Sigma DP2s Review
Sigma DP2s Review
There has been a trend in recent years for large-scale sensors in compact cameras, and one of the first models to combine the two is the Sigma’s DP model, starting with the DP1 and continuing with the DP2 and, most recently, the new DP2s. The model features a 14MP Foveon sensor, comprising of three layers, each possessing 4.69 million pixels. The camera is also fairly unique insofar that it has a fixes focal length lens – while this is restrictive in that it has no zoom, optical quality benefits from the 41mm fixes lens and f/2.8 maximum aperture. Other features of the specification include ISO performance of between 100-800 in standard JPEG capture, which extends up to ISO 1600 and 3200 in Raw capture mode.
Outside of the sensor and fixed focal length, the model also features the expandability of an additional optical viewfinder and flash through the model’s hotshoe. The DP2 features a fairly standard 2.5in LCD screen, with resolution 230k pixels, as well as an on-board pop-up flash. The dimensions of the DP2 fit in well with its advanced compact peers, measuring in at 113 x 60 x 56mm, and weighing it 280g.
In fact, a whole host of the specification is almost identical to its predecessor – the only difference between the pair is that the DP2s features a new AF algorithm which promises faster AF performance, as well as a new battery-enhancing power save mode and ‘redesigned rear panel’, which essentially now features buttons marked in eye-catching red, as opposed to plain black.
With regards to performance, the DP2s is definitely an improvement on its predecessor, although it’s still lacking in certain areas – the AF system is definitely improved in speed, though it could still be faster to compete with others. The LCD screen is exactly the same as the previous model, and is definitely an area that could have been improved – far ‘lesser’ compacts have screen of a much better specification.

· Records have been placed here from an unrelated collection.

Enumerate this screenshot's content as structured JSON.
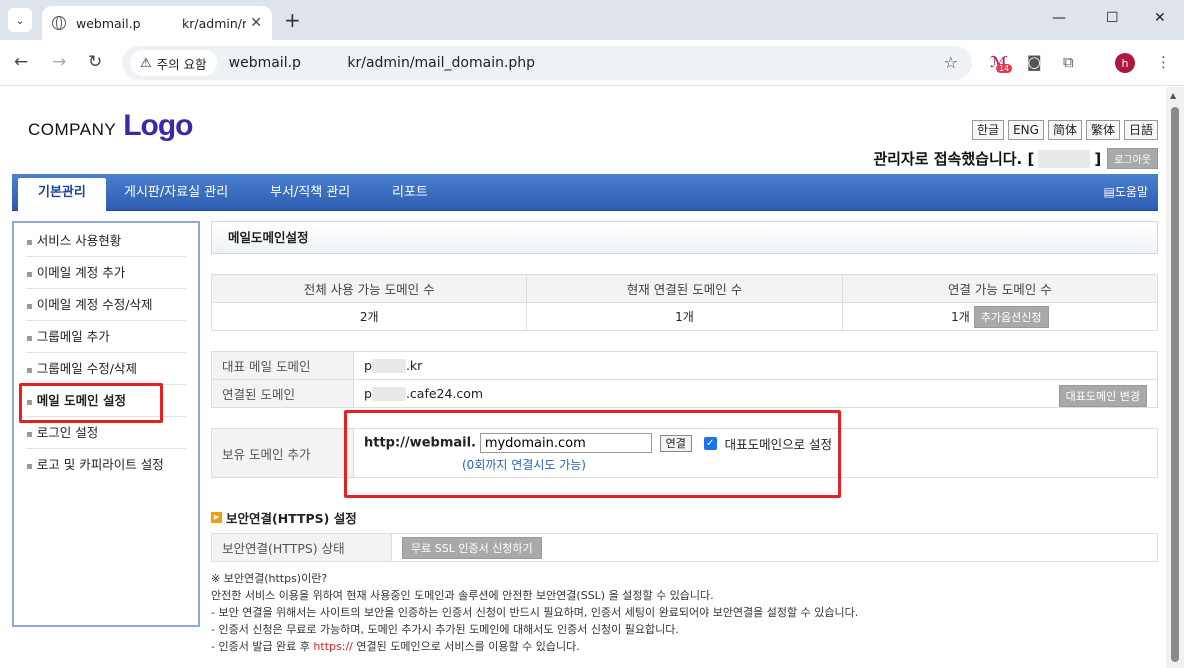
{
  "browser": {
    "tab_title": "webmail.p    kr/admin/ma",
    "security_label": "주의 요함",
    "url": "webmail.p    kr/admin/mail_domain.php",
    "ext_badge": "14",
    "avatar_letter": "h"
  },
  "header": {
    "company": "COMPANY",
    "logo": "Logo",
    "languages": [
      "한글",
      "ENG",
      "简体",
      "繁体",
      "日語"
    ],
    "login_message": "관리자로 접속했습니다. [",
    "login_close": "]",
    "logout": "로그아웃"
  },
  "nav": {
    "items": [
      "기본관리",
      "게시판/자료실 관리",
      "부서/직책 관리",
      "리포트"
    ],
    "help": "도움말"
  },
  "sidebar": {
    "items": [
      "서비스 사용현황",
      "이메일 계정 추가",
      "이메일 계정 수정/삭제",
      "그룹메일 추가",
      "그룹메일 수정/삭제",
      "메일 도메인 설정",
      "로그인 설정",
      "로고 및 카피라이트 설정"
    ]
  },
  "main": {
    "title": "메일도메인설정",
    "stats": {
      "headers": [
        "전체 사용 가능 도메인 수",
        "현재 연결된 도메인 수",
        "연결 가능 도메인 수"
      ],
      "values": [
        "2개",
        "1개",
        "1개"
      ],
      "add_option": "추가옵션신청"
    },
    "info": {
      "rep_label": "대표 메일 도메인",
      "rep_prefix": "p",
      "rep_suffix": ".kr",
      "linked_label": "연결된 도메인",
      "linked_prefix": "p",
      "linked_suffix": ".cafe24.com",
      "change_rep": "대표도메인 변경"
    },
    "add_domain": {
      "label": "보유 도메인 추가",
      "prefix": "http://webmail.",
      "input_value": "mydomain.com",
      "connect": "연결",
      "checkbox_label": "대표도메인으로 설정",
      "retry_note": "(0회까지 연결시도 가능)"
    },
    "https": {
      "title": "보안연결(HTTPS) 설정",
      "status_label": "보안연결(HTTPS) 상태",
      "ssl_button": "무료 SSL 인증서 신청하기",
      "notes_head": "※ 보안연결(https)이란?",
      "notes": [
        "안전한 서비스 이용을 위하여 현재 사용중인 도메인과 솔루션에 안전한 보안연결(SSL) 을 설정할 수 있습니다.",
        "- 보안 연결을 위해서는 사이트의 보안을 인증하는 인증서 신청이 반드시 필요하며, 인증서 세팅이 완료되어야 보안연결을 설정할 수 있습니다.",
        "- 인증서 신청은 무료로 가능하며, 도메인 추가시 추가된 도메인에 대해서도 인증서 신청이 필요합니다."
      ],
      "last_note_pre": "- 인증서 발급 완료 후 ",
      "last_note_red": "https://",
      "last_note_post": " 연결된 도메인으로 서비스를 이용할 수 있습니다."
    }
  }
}
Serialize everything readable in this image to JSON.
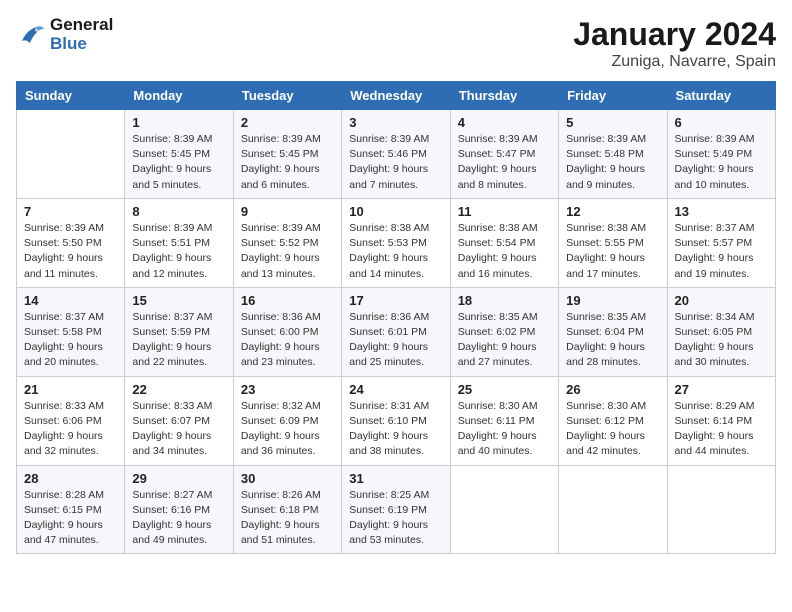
{
  "header": {
    "logo_line1": "General",
    "logo_line2": "Blue",
    "month": "January 2024",
    "location": "Zuniga, Navarre, Spain"
  },
  "weekdays": [
    "Sunday",
    "Monday",
    "Tuesday",
    "Wednesday",
    "Thursday",
    "Friday",
    "Saturday"
  ],
  "weeks": [
    [
      {
        "day": "",
        "info": ""
      },
      {
        "day": "1",
        "info": "Sunrise: 8:39 AM\nSunset: 5:45 PM\nDaylight: 9 hours\nand 5 minutes."
      },
      {
        "day": "2",
        "info": "Sunrise: 8:39 AM\nSunset: 5:45 PM\nDaylight: 9 hours\nand 6 minutes."
      },
      {
        "day": "3",
        "info": "Sunrise: 8:39 AM\nSunset: 5:46 PM\nDaylight: 9 hours\nand 7 minutes."
      },
      {
        "day": "4",
        "info": "Sunrise: 8:39 AM\nSunset: 5:47 PM\nDaylight: 9 hours\nand 8 minutes."
      },
      {
        "day": "5",
        "info": "Sunrise: 8:39 AM\nSunset: 5:48 PM\nDaylight: 9 hours\nand 9 minutes."
      },
      {
        "day": "6",
        "info": "Sunrise: 8:39 AM\nSunset: 5:49 PM\nDaylight: 9 hours\nand 10 minutes."
      }
    ],
    [
      {
        "day": "7",
        "info": "Sunrise: 8:39 AM\nSunset: 5:50 PM\nDaylight: 9 hours\nand 11 minutes."
      },
      {
        "day": "8",
        "info": "Sunrise: 8:39 AM\nSunset: 5:51 PM\nDaylight: 9 hours\nand 12 minutes."
      },
      {
        "day": "9",
        "info": "Sunrise: 8:39 AM\nSunset: 5:52 PM\nDaylight: 9 hours\nand 13 minutes."
      },
      {
        "day": "10",
        "info": "Sunrise: 8:38 AM\nSunset: 5:53 PM\nDaylight: 9 hours\nand 14 minutes."
      },
      {
        "day": "11",
        "info": "Sunrise: 8:38 AM\nSunset: 5:54 PM\nDaylight: 9 hours\nand 16 minutes."
      },
      {
        "day": "12",
        "info": "Sunrise: 8:38 AM\nSunset: 5:55 PM\nDaylight: 9 hours\nand 17 minutes."
      },
      {
        "day": "13",
        "info": "Sunrise: 8:37 AM\nSunset: 5:57 PM\nDaylight: 9 hours\nand 19 minutes."
      }
    ],
    [
      {
        "day": "14",
        "info": "Sunrise: 8:37 AM\nSunset: 5:58 PM\nDaylight: 9 hours\nand 20 minutes."
      },
      {
        "day": "15",
        "info": "Sunrise: 8:37 AM\nSunset: 5:59 PM\nDaylight: 9 hours\nand 22 minutes."
      },
      {
        "day": "16",
        "info": "Sunrise: 8:36 AM\nSunset: 6:00 PM\nDaylight: 9 hours\nand 23 minutes."
      },
      {
        "day": "17",
        "info": "Sunrise: 8:36 AM\nSunset: 6:01 PM\nDaylight: 9 hours\nand 25 minutes."
      },
      {
        "day": "18",
        "info": "Sunrise: 8:35 AM\nSunset: 6:02 PM\nDaylight: 9 hours\nand 27 minutes."
      },
      {
        "day": "19",
        "info": "Sunrise: 8:35 AM\nSunset: 6:04 PM\nDaylight: 9 hours\nand 28 minutes."
      },
      {
        "day": "20",
        "info": "Sunrise: 8:34 AM\nSunset: 6:05 PM\nDaylight: 9 hours\nand 30 minutes."
      }
    ],
    [
      {
        "day": "21",
        "info": "Sunrise: 8:33 AM\nSunset: 6:06 PM\nDaylight: 9 hours\nand 32 minutes."
      },
      {
        "day": "22",
        "info": "Sunrise: 8:33 AM\nSunset: 6:07 PM\nDaylight: 9 hours\nand 34 minutes."
      },
      {
        "day": "23",
        "info": "Sunrise: 8:32 AM\nSunset: 6:09 PM\nDaylight: 9 hours\nand 36 minutes."
      },
      {
        "day": "24",
        "info": "Sunrise: 8:31 AM\nSunset: 6:10 PM\nDaylight: 9 hours\nand 38 minutes."
      },
      {
        "day": "25",
        "info": "Sunrise: 8:30 AM\nSunset: 6:11 PM\nDaylight: 9 hours\nand 40 minutes."
      },
      {
        "day": "26",
        "info": "Sunrise: 8:30 AM\nSunset: 6:12 PM\nDaylight: 9 hours\nand 42 minutes."
      },
      {
        "day": "27",
        "info": "Sunrise: 8:29 AM\nSunset: 6:14 PM\nDaylight: 9 hours\nand 44 minutes."
      }
    ],
    [
      {
        "day": "28",
        "info": "Sunrise: 8:28 AM\nSunset: 6:15 PM\nDaylight: 9 hours\nand 47 minutes."
      },
      {
        "day": "29",
        "info": "Sunrise: 8:27 AM\nSunset: 6:16 PM\nDaylight: 9 hours\nand 49 minutes."
      },
      {
        "day": "30",
        "info": "Sunrise: 8:26 AM\nSunset: 6:18 PM\nDaylight: 9 hours\nand 51 minutes."
      },
      {
        "day": "31",
        "info": "Sunrise: 8:25 AM\nSunset: 6:19 PM\nDaylight: 9 hours\nand 53 minutes."
      },
      {
        "day": "",
        "info": ""
      },
      {
        "day": "",
        "info": ""
      },
      {
        "day": "",
        "info": ""
      }
    ]
  ]
}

Images are as impressive as on the predecessor, although no better. A good dynamic range is displayed, as is the tonal range, and very little barrel distortion or fringing is evident due to the fixed lens.

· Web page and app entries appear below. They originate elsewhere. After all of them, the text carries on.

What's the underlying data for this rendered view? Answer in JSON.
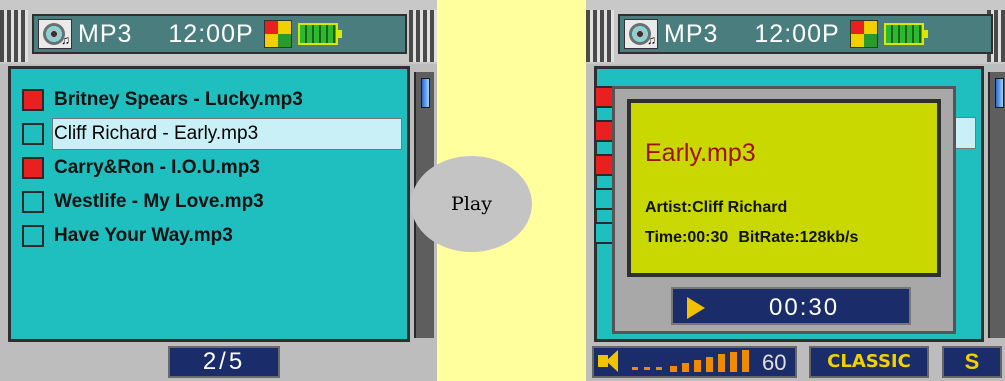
{
  "header": {
    "app_title": "MP3",
    "time": "12:00P",
    "battery_icon": "battery-icon",
    "status_icon": "quad-color-icon"
  },
  "left_screen": {
    "tracks": [
      {
        "name": "Britney Spears - Lucky.mp3",
        "checked": true
      },
      {
        "name": "Cliff Richard - Early.mp3",
        "checked": false,
        "selected": true
      },
      {
        "name": "Carry&Ron - I.O.U.mp3",
        "checked": true
      },
      {
        "name": "Westlife - My Love.mp3",
        "checked": false
      },
      {
        "name": "Have Your Way.mp3",
        "checked": false
      }
    ],
    "page_indicator": "2/5"
  },
  "action": {
    "label": "Play"
  },
  "right_screen": {
    "now_playing": {
      "title": "Early.mp3",
      "artist": "Artist:Cliff Richard",
      "time": "Time:00:30",
      "bitrate": "BitRate:128kb/s",
      "elapsed": "00:30"
    },
    "volume": "60",
    "eq_mode": "CLASSIC",
    "mode_icon": "S"
  },
  "colors": {
    "background": "#ffff9e",
    "screen": "#1fbfbf",
    "popup": "#c8d800",
    "song_title": "#a01010",
    "display_box": "#1a2c6a",
    "accent": "#f2c200"
  }
}
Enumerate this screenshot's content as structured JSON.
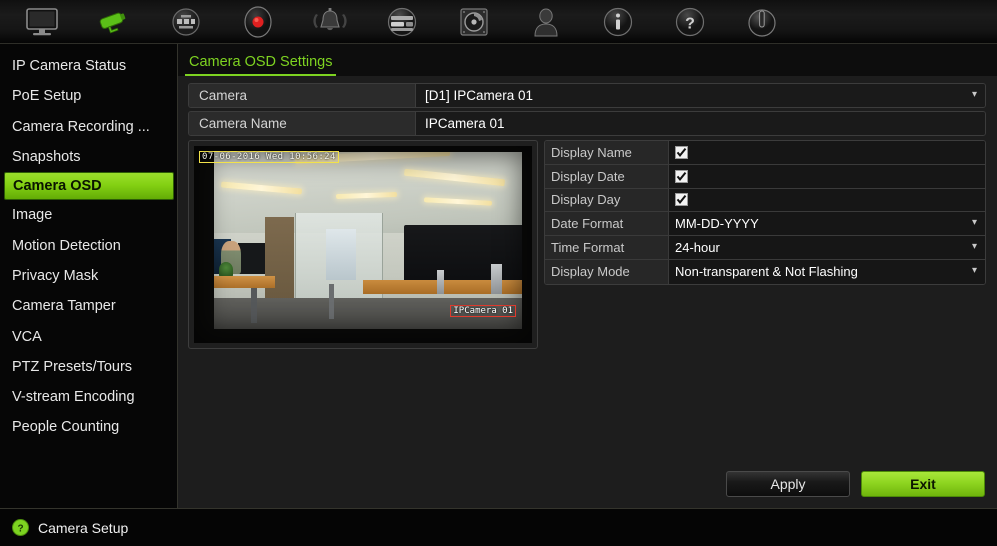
{
  "toolbar": {
    "items": [
      {
        "name": "monitor-icon",
        "label": "Display"
      },
      {
        "name": "camera-icon",
        "label": "Camera"
      },
      {
        "name": "network-icon",
        "label": "Network"
      },
      {
        "name": "record-icon",
        "label": "Recording"
      },
      {
        "name": "alarm-icon",
        "label": "Alarm"
      },
      {
        "name": "device-icon",
        "label": "Device Management"
      },
      {
        "name": "hdd-icon",
        "label": "HDD"
      },
      {
        "name": "user-icon",
        "label": "User"
      },
      {
        "name": "info-icon",
        "label": "System Information"
      },
      {
        "name": "help-icon",
        "label": "Help"
      },
      {
        "name": "power-icon",
        "label": "Shutdown"
      }
    ]
  },
  "sidebar": {
    "items": [
      {
        "label": "IP Camera Status",
        "active": false
      },
      {
        "label": "PoE Setup",
        "active": false
      },
      {
        "label": "Camera Recording ...",
        "active": false
      },
      {
        "label": "Snapshots",
        "active": false
      },
      {
        "label": "Camera OSD",
        "active": true
      },
      {
        "label": "Image",
        "active": false
      },
      {
        "label": "Motion Detection",
        "active": false
      },
      {
        "label": "Privacy Mask",
        "active": false
      },
      {
        "label": "Camera Tamper",
        "active": false
      },
      {
        "label": "VCA",
        "active": false
      },
      {
        "label": "PTZ Presets/Tours",
        "active": false
      },
      {
        "label": "V-stream Encoding",
        "active": false
      },
      {
        "label": "People Counting",
        "active": false
      }
    ]
  },
  "main": {
    "tab_label": "Camera OSD Settings",
    "fields": [
      {
        "label": "Camera",
        "value": "[D1] IPCamera 01",
        "type": "dropdown"
      },
      {
        "label": "Camera Name",
        "value": "IPCamera 01",
        "type": "text"
      }
    ],
    "preview": {
      "osd_timestamp": "07-06-2016 Wed 10:56:24",
      "osd_camera_name": "IPCamera 01"
    },
    "settings": [
      {
        "label": "Display Name",
        "type": "checkbox",
        "checked": true
      },
      {
        "label": "Display Date",
        "type": "checkbox",
        "checked": true
      },
      {
        "label": "Display Day",
        "type": "checkbox",
        "checked": true
      },
      {
        "label": "Date Format",
        "type": "dropdown",
        "value": "MM-DD-YYYY"
      },
      {
        "label": "Time Format",
        "type": "dropdown",
        "value": "24-hour"
      },
      {
        "label": "Display Mode",
        "type": "dropdown",
        "value": "Non-transparent & Not Flashing"
      }
    ],
    "buttons": {
      "apply": "Apply",
      "exit": "Exit"
    }
  },
  "statusbar": {
    "icon": "help-circle-icon",
    "text": "Camera Setup"
  },
  "colors": {
    "accent_green": "#8ed520",
    "tab_green": "#7ed321",
    "panel_bg": "#1d1d1d",
    "sidebar_bg": "#060606",
    "osd_time_box": "#f2e24a",
    "osd_name_box": "#e03b2e"
  }
}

At the price, however, there are many better options on the market.